A couple of you dropped me an email after my last blog and expressed an interest in hearing more about what I’d described as “functional” versus “structural” orchestration in NFV and even related technologies (SDN and the cloud). OK, here goes.
If we start with the service example I gave in yesterday’s blog, we can see that a simple VPN service might consist of two logical or functional elements—the central VPN and the access technology. If somebody ordered a VPN, we’d give them one central VPN functional element and as many access elements as they had endpoints—branch offices likely.
An operator who offered a service like this might well want to start by defining these same functional elements. They could define the properties of each, the range of performance (the SLA parameters), etc. This sort of thing is technology neutral, in that the functional elements are “black boxes” that could be created by any means that allowed the required properties of the element to be met. SDN, NFV, legacy, it doesn’t matter.
OK, now suppose the order comes in. The “functional model” of the service as a central circle called “VPN” and ancillary circles called “broadband access” is first fleshed out with the specifics—where does the service access have to be presented, what’s the SLA, and so forth. Once the model has become an order, we have to instantiate it—commit resources—to make the service real.
This is the point where we have to dip out of functional and into structural. Suppose that the central VPN element is going to be created with a standard IP VPN using standard routers. That means that the abstract VPN object has to decompose into the manipulation of network behavior via a management interface. If that VPN element is to be created using OpenFlow and white-box switches, we have to drive a Controller to build the required paths. If we were using software-hosted routing, we’d first have to deploy the software elements where we want them, then parameterize them as needed. The point is that each of these tasks requires an organized set of steps and processes, and so they can be defined as a model. That’s what I’m calling “structural” modeling and orchestration.
But we can dip even deeper here to learn something useful. It’s very likely that the reason why we’d have multiple options for instantiating an element relate to where the service is being offered. Perhaps VPNs confined to a single piece of an operator’s service area can be built entirely with SDN, but those that are wider in scope will either have to use classical routing or a mixture of the two technologies. So our functional element, VPN, has to be decomposed differently depending on the location of the service users, the endpoints. Each endpoint also has to be supported using whatever technology happens to be located there. I think all of this is self-evident.

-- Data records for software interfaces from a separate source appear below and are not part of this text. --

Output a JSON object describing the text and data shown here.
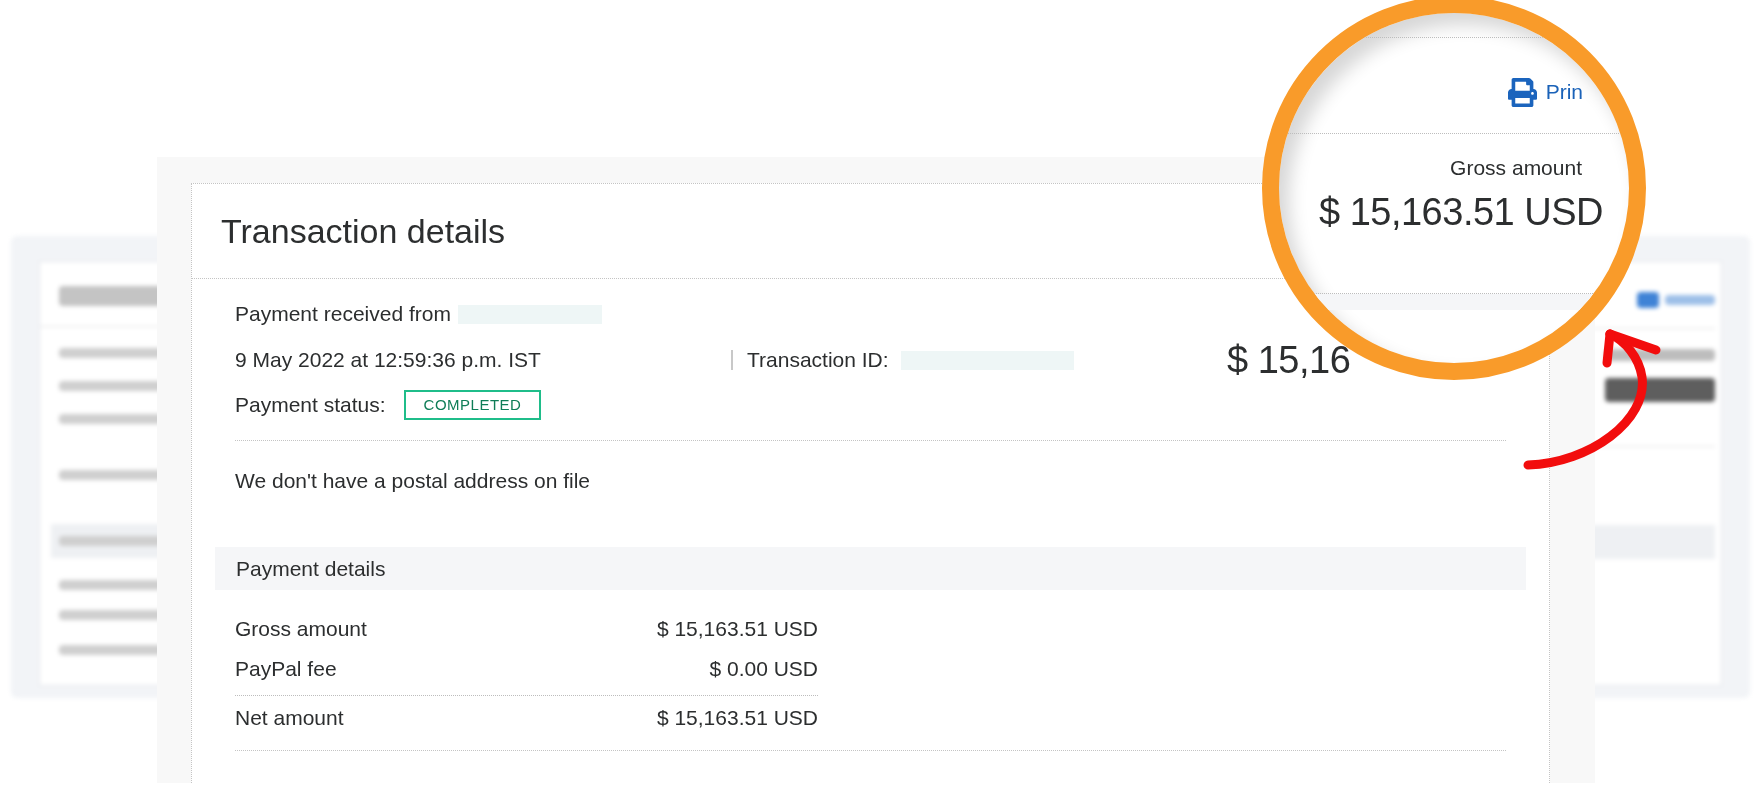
{
  "page": {
    "title": "Transaction details"
  },
  "summary": {
    "received_label": "Payment received from",
    "date": "9 May 2022 at 12:59:36 p.m. IST",
    "transaction_id_label": "Transaction ID:",
    "amount": "$ 15,16",
    "status_label": "Payment status:",
    "status": {
      "label": "COMPLETED",
      "kind": "completed"
    }
  },
  "address_note": "We don't have a postal address on file",
  "payment_details": {
    "title": "Payment details",
    "rows": [
      {
        "kind": "line",
        "label": "Gross amount",
        "value": "$ 15,163.51 USD"
      },
      {
        "kind": "line",
        "label": "PayPal fee",
        "value": "$ 0.00 USD"
      },
      {
        "kind": "total",
        "label": "Net amount",
        "value": "$ 15,163.51 USD"
      }
    ]
  },
  "magnifier": {
    "print_link": "Prin",
    "amount_label": "Gross amount",
    "amount": "$ 15,163.51 USD"
  }
}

What may not be self-evident is that this means that we can’t author a service that combines function and structure in the same model unless we want to build a model that describes every possible twist and turn of network functionality, vendors, etc. If we allow the “how” of deployment to get intermingled with the functional “what” we write infrastructure dependencies into our service models, meaning that we’d then have to change the models when infrastructure changed.
On the other hand, if we separated functional and structural models, the same “service” at the order level could be instantiated on whatever happened to be there as long as the transition from function to structure was made correctly. You could add new options for any function simply by creating structural models for them and policies/rules on when to use those new models.
In my ExperiaSphere material, I’ve noted that it’s also true that the functional/structural transition takes place at a point where the service goes from being a logical grouping of features to being a specific commitment of resources. I’ve proposed that a “service architect” builds the functional model of the service by assembling “behaviors” that are created by a “resource architect”. So when we want to provision a VPN in a given area, we might look first at our resource model and ask what geographic structural model best contained that service area. We’d then go to the resource model selected, dip down to find the behavior (the function) we needed, and get the structural model for it.
The TMF actually has, or had, a corresponding structure. Services decomposed into “Customer-Facing Services” and “Resource-Facing Services”. The former would correspond to my functional modeling and the latter to my structural modeling. That approach, at least in terminology, appears to be phasing out which I think is unfortunate, but perhaps they could put it back.
The notion that I’ve called “binding” can now be explained. The first “binding” that’s needed is that the service has to be bound to resource models that are selected by policy, probably largely based on geography and the topology of infrastructure overall. This branch is in New York, so I first bind to the New York resource model. I then seek a structural model for my access object (staying with the VPN example) within the New York model, because that’s where I record what can be done in New York.
Once I know the structural model I need, I then decompose or orchestrate it to combine the elements needed to fulfill the functional mission I started with. I need to record what I do at this point because first I have to commission the resources as needed (deploy, connect, parameterize) and second I have to manage them on an ongoing lifecycle basis, which is hard if I don’t know where my functionality is actually being generated.
We have a number of current technologies that are well-suited to structural modeling, including OpenStack and Yang. We have at least one (TOSCA) that I think could be used to describe both structural and functional models. But whatever we do, it’s my view that it is absolutely crucial for the success of NFV that we keep the two models separate, and that we recognize that one model is based on what the service does, and the second on where and how it does it.